The design of GST itself will lead to substantial benefits accruing to end consumers. GST is a single tax on the supply of goods and services, right from the manufacturer to the consumer. Credits of input taxes paid at each stage will be available in the subsequent stage of value addition, which makes GST essentially a tax only on value addition at each stage. The final consumer will thus bear only the GST charged by the last dealer in the supply chain, with set-off benefits at all the previous. Today due to multiple indirect taxes being levied by the Centre and State, with incomplete or no input tax credits available at progressive stages of value addition, the cost of most goods and services in the country are laden with many hidden taxes. Under GST, there would be only one tax from the manufacturer to the consumer, leading to the transparency of taxes paid to the final consumer. Further, there will be relief in overall tax burden. This is because, under the GST regime, the entire supply chain will be efficiently leading to gains and prevention of leakages. This will result in the overall tax burden on most commodities to come down, which will benefit consumers.

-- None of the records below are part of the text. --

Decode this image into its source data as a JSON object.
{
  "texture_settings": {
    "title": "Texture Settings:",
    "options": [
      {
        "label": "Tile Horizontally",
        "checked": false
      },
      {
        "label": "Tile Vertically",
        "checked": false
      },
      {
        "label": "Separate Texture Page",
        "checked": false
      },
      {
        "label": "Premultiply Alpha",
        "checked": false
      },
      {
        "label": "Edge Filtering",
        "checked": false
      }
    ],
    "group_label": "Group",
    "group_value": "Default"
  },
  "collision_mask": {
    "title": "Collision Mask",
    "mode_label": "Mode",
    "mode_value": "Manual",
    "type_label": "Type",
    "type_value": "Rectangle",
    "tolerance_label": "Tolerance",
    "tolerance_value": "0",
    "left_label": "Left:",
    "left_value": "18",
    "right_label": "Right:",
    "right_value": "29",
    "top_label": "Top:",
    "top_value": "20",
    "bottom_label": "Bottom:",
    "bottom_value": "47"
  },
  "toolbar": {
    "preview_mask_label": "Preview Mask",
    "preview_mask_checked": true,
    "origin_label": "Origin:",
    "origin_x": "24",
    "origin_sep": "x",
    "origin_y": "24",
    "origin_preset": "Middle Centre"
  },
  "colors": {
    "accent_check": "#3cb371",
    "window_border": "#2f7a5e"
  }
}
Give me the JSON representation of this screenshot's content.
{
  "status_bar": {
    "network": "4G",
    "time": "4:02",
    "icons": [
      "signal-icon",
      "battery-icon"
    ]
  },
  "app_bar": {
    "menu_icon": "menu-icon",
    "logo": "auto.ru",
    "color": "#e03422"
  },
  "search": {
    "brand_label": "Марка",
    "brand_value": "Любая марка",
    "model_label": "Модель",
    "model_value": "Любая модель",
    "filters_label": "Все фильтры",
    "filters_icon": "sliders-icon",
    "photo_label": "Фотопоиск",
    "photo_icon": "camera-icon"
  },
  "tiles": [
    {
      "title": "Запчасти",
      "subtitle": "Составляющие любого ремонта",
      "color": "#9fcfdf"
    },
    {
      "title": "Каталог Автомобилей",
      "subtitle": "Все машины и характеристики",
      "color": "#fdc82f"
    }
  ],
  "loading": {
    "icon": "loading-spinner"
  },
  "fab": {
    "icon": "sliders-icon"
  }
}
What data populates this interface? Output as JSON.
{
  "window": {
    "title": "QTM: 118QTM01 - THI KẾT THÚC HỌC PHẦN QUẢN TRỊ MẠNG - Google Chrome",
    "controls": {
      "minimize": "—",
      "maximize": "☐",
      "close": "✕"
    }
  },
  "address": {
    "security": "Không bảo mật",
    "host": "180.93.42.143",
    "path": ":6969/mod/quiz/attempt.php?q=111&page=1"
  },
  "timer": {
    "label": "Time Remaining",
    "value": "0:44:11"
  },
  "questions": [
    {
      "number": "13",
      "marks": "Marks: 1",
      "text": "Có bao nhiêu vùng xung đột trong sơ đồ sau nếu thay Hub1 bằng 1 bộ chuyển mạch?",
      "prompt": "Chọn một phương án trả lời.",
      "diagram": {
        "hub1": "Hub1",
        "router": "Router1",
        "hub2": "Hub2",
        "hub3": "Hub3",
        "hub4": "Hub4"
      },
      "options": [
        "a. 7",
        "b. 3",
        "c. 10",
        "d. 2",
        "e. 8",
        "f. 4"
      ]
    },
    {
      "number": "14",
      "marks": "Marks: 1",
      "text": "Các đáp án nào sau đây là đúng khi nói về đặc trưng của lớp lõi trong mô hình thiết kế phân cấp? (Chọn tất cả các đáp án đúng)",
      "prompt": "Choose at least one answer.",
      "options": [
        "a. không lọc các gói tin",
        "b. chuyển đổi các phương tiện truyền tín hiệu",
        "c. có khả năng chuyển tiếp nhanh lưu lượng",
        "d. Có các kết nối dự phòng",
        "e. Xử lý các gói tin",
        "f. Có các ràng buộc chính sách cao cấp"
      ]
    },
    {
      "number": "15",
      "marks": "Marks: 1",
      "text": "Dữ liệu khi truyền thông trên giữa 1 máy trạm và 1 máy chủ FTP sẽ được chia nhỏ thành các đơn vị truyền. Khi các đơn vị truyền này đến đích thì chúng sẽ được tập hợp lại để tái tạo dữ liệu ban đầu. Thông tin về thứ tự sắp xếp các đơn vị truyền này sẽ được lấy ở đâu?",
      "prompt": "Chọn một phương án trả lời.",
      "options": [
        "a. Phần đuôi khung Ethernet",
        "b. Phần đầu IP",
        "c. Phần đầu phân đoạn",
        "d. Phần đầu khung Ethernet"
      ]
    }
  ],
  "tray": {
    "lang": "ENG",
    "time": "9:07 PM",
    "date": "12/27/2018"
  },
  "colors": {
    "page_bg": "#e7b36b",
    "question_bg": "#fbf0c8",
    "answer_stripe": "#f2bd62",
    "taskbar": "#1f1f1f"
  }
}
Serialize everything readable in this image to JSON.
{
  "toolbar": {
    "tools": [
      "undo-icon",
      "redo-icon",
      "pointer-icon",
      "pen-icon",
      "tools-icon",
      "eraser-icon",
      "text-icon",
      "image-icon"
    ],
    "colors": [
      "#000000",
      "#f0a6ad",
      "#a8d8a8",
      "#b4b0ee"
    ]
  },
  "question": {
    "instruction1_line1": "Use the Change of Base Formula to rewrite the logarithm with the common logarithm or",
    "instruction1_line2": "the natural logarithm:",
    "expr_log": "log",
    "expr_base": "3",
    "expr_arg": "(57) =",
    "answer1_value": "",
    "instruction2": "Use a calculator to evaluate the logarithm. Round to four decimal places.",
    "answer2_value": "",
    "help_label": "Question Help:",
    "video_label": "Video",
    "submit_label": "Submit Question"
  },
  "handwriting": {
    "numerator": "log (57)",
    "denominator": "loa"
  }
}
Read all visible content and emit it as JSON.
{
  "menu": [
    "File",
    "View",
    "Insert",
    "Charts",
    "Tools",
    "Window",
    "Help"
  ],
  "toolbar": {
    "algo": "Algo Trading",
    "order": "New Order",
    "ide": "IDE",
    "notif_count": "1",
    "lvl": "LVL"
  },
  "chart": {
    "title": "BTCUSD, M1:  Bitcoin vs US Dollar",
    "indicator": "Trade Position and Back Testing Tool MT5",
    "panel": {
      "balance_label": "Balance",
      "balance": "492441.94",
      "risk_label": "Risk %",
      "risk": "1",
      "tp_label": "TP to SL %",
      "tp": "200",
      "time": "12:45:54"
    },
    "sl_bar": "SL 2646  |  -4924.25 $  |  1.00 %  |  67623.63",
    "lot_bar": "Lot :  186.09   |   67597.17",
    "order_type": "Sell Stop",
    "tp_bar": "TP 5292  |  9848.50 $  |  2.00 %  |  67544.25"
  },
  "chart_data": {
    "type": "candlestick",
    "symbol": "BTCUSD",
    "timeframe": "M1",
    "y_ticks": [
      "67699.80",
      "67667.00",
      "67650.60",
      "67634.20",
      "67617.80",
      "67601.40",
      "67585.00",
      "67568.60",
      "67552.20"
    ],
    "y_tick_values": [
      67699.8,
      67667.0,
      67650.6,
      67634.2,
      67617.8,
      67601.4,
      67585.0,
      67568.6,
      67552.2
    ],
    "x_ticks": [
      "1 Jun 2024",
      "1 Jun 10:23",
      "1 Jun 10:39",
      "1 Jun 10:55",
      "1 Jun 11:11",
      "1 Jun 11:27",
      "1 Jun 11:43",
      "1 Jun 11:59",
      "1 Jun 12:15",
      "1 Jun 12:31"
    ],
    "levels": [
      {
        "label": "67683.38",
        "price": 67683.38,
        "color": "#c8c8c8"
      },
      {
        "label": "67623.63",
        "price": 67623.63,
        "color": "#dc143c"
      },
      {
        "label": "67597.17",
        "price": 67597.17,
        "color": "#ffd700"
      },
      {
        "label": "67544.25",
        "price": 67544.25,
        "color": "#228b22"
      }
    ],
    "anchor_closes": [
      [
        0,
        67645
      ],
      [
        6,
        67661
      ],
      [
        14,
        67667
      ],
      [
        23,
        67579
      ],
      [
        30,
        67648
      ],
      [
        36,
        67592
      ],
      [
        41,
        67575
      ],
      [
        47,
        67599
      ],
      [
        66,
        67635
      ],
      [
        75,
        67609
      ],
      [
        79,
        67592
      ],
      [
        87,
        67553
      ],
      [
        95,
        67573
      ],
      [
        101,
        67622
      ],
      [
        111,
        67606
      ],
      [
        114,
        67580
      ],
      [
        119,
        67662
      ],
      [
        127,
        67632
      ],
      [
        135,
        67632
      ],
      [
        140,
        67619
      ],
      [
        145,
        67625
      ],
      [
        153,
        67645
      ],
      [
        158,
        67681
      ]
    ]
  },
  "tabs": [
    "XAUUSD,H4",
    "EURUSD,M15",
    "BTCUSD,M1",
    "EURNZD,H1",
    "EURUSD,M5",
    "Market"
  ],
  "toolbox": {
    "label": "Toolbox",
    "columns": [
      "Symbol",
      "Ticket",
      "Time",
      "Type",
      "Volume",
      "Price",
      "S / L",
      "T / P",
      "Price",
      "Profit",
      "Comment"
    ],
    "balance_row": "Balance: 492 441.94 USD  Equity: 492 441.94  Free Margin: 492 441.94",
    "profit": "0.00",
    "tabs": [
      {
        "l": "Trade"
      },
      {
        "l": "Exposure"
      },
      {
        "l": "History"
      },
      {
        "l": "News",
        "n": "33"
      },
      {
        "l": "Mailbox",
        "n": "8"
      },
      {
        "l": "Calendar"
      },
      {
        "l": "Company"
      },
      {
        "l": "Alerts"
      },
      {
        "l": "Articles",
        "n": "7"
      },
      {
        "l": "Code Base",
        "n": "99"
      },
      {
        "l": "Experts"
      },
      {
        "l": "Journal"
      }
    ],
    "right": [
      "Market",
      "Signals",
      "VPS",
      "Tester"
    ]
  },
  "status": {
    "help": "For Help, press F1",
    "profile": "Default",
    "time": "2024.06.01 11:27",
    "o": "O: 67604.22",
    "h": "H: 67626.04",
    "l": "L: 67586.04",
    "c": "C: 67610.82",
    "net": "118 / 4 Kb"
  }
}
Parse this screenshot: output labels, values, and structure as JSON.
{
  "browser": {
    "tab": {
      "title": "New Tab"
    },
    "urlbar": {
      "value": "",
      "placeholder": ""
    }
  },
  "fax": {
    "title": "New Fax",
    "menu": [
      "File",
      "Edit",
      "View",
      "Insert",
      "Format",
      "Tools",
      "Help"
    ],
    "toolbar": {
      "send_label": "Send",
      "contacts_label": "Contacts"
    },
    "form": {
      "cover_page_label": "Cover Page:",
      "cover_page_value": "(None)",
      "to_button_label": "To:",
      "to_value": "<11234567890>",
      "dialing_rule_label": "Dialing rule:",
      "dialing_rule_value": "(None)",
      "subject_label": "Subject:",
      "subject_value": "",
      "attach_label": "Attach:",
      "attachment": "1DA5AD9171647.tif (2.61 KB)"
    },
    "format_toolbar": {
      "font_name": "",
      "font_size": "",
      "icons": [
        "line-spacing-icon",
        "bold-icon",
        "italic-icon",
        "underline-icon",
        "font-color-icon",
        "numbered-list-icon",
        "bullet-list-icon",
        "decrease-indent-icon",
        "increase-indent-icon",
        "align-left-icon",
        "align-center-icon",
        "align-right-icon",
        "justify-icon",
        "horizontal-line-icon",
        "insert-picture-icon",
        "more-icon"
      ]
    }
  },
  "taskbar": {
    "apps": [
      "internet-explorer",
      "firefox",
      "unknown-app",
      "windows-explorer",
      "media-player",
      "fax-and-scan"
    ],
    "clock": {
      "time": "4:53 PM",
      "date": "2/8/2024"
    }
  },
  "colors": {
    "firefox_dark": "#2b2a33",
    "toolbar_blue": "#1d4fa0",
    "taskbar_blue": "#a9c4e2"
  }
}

However, a crucial aspect in determining the impact on the final price of goods and services is the GST rate. The indication is that most goods and services will be at taxed at a standard rate ranging from 17% to 19%.A common man incurs various expenses on day to day which are charged to indirect taxes. Purchase of goods has a standard excise duty of 12.5% embedded in it and the standard VAT of 14% appearing on the face of the invoice. The effective tax rate on goods is around 28% due to 'tax on tax' and no input tax credit available to the dealer of the excise duty charged by the manufacturer. Service tax is levied at 15% on the services consumed. So optically it seems that goods will become cheaper and services expensive should the rate of GST be a range of 17% to 19%. Small cars, FMCG products etc may become cheaper.
Hence, GST model would facilitate seamless credit across supply chains, with tax set-offs available across the production value-chain, both for goods and services. This will result in a reduction of cascading effect of taxes, therefore bringing down the overall cost of supplies. Currently, there are differential rates of VAT for the same goods in different States with further fragmentize of VAT rates and levy of entry tax in certain states. This has in the past resulted in classification disputes and entry tax litigations. However, with the abolition of entry tax in GST and given that GST rates at both the Central and State level are expected to be uniform and harmonized, the same is likely to bring down the disputes. The essence of GST is that all goods and services be taxed at a moderate rate. So, in the long run, it is expected that the burden of GST on common man will be reduced.